== Source records ==
============================================================

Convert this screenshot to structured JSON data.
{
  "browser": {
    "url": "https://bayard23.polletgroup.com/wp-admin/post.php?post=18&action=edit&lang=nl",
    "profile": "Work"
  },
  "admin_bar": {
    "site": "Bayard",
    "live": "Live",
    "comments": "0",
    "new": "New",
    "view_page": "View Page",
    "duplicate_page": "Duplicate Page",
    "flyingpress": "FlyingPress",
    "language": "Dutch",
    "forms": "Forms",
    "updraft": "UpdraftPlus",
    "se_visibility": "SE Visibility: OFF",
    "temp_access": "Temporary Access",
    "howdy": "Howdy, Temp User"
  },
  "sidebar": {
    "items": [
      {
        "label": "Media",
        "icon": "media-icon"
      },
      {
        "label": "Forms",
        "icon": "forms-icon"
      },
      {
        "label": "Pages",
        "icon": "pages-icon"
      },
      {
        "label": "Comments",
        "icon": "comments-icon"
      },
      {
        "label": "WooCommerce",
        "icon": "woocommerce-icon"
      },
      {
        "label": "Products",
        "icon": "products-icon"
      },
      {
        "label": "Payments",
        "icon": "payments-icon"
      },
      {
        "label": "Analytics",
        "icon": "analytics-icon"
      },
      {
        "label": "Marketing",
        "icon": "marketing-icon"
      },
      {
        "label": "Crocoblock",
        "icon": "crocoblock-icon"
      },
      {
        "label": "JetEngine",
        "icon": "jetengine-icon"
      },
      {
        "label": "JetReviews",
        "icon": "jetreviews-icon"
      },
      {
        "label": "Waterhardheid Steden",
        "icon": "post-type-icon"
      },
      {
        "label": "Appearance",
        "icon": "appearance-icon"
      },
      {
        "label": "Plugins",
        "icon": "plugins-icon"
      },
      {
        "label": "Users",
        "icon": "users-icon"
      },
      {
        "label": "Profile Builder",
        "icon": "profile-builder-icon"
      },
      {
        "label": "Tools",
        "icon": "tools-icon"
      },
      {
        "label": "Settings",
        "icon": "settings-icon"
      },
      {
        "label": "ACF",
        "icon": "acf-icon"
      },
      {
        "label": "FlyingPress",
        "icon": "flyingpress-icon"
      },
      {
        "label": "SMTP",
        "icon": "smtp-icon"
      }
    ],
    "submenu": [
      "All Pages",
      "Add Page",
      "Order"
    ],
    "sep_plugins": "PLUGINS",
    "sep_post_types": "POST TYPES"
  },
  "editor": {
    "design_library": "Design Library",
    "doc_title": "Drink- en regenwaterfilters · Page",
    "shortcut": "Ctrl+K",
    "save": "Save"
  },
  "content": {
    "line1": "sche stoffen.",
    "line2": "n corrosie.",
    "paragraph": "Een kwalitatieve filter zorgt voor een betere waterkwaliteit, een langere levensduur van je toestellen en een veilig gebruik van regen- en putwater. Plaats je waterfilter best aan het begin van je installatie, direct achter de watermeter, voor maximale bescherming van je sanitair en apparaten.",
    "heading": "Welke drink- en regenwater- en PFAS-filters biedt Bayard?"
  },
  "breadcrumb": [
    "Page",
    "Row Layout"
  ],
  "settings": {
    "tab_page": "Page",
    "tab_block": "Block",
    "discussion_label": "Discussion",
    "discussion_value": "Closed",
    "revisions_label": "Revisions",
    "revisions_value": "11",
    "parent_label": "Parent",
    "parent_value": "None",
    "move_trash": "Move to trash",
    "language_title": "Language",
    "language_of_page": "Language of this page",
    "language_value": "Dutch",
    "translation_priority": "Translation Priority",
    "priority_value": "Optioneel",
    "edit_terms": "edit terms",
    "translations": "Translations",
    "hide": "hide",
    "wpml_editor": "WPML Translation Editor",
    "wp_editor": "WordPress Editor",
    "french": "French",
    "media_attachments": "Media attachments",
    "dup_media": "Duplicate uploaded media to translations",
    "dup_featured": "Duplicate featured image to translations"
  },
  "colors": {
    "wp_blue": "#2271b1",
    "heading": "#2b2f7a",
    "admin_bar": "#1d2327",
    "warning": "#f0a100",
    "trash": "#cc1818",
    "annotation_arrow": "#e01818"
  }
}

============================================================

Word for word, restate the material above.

== Finished task ==
Convert this screenshot to structured JSON data.
{
  "browser": {
    "url": "https://bayard23.polletgroup.com/wp-admin/post.php?post=18&action=edit&lang=nl",
    "profile": "Work"
  },
  "admin_bar": {
    "site": "Bayard",
    "live": "Live",
    "comments": "0",
    "new": "New",
    "view_page": "View Page",
    "duplicate_page": "Duplicate Page",
    "flyingpress": "FlyingPress",
    "language": "Dutch",
    "forms": "Forms",
    "updraft": "UpdraftPlus",
    "se_visibility": "SE Visibility: OFF",
    "temp_access": "Temporary Access",
    "howdy": "Howdy, Temp User"
  },
  "sidebar": {
    "items": [
      {
        "label": "Media",
        "icon": "media-icon"
      },
      {
        "label": "Forms",
        "icon": "forms-icon"
      },
      {
        "label": "Pages",
        "icon": "pages-icon"
      },
      {
        "label": "Comments",
        "icon": "comments-icon"
      },
      {
        "label": "WooCommerce",
        "icon": "woocommerce-icon"
      },
      {
        "label": "Products",
        "icon": "products-icon"
      },
      {
        "label": "Payments",
        "icon": "payments-icon"
      },
      {
        "label": "Analytics",
        "icon": "analytics-icon"
      },
      {
        "label": "Marketing",
        "icon": "marketing-icon"
      },
      {
        "label": "Crocoblock",
        "icon": "crocoblock-icon"
      },
      {
        "label": "JetEngine",
        "icon": "jetengine-icon"
      },
      {
        "label": "JetReviews",
        "icon": "jetreviews-icon"
      },
      {
        "label": "Waterhardheid Steden",
        "icon": "post-type-icon"
      },
      {
        "label": "Appearance",
        "icon": "appearance-icon"
      },
      {
        "label": "Plugins",
        "icon": "plugins-icon"
      },
      {
        "label": "Users",
        "icon": "users-icon"
      },
      {
        "label": "Profile Builder",
        "icon": "profile-builder-icon"
      },
      {
        "label": "Tools",
        "icon": "tools-icon"
      },
      {
        "label": "Settings",
        "icon": "settings-icon"
      },
      {
        "label": "ACF",
        "icon": "acf-icon"
      },
      {
        "label": "FlyingPress",
        "icon": "flyingpress-icon"
      },
      {
        "label": "SMTP",
        "icon": "smtp-icon"
      }
    ],
    "submenu": [
      "All Pages",
      "Add Page",
      "Order"
    ],
    "sep_plugins": "PLUGINS",
    "sep_post_types": "POST TYPES"
  },
  "editor": {
    "design_library": "Design Library",
    "doc_title": "Drink- en regenwaterfilters · Page",
    "shortcut": "Ctrl+K",
    "save": "Save"
  },
  "content": {
    "line1": "sche stoffen.",
    "line2": "n corrosie.",
    "paragraph": "Een kwalitatieve filter zorgt voor een betere waterkwaliteit, een langere levensduur van je toestellen en een veilig gebruik van regen- en putwater. Plaats je waterfilter best aan het begin van je installatie, direct achter de watermeter, voor maximale bescherming van je sanitair en apparaten.",
    "heading": "Welke drink- en regenwater- en PFAS-filters biedt Bayard?"
  },
  "breadcrumb": [
    "Page",
    "Row Layout"
  ],
  "settings": {
    "tab_page": "Page",
    "tab_block": "Block",
    "discussion_label": "Discussion",
    "discussion_value": "Closed",
    "revisions_label": "Revisions",
    "revisions_value": "11",
    "parent_label": "Parent",
    "parent_value": "None",
    "move_trash": "Move to trash",
    "language_title": "Language",
    "language_of_page": "Language of this page",
    "language_value": "Dutch",
    "translation_priority": "Translation Priority",
    "priority_value": "Optioneel",
    "edit_terms": "edit terms",
    "translations": "Translations",
    "hide": "hide",
    "wpml_editor": "WPML Translation Editor",
    "wp_editor": "WordPress Editor",
    "french": "French",
    "media_attachments": "Media attachments",
    "dup_media": "Duplicate uploaded media to translations",
    "dup_featured": "Duplicate featured image to translations"
  },
  "colors": {
    "wp_blue": "#2271b1",
    "heading": "#2b2f7a",
    "admin_bar": "#1d2327",
    "warning": "#f0a100",
    "trash": "#cc1818",
    "annotation_arrow": "#e01818"
  }
}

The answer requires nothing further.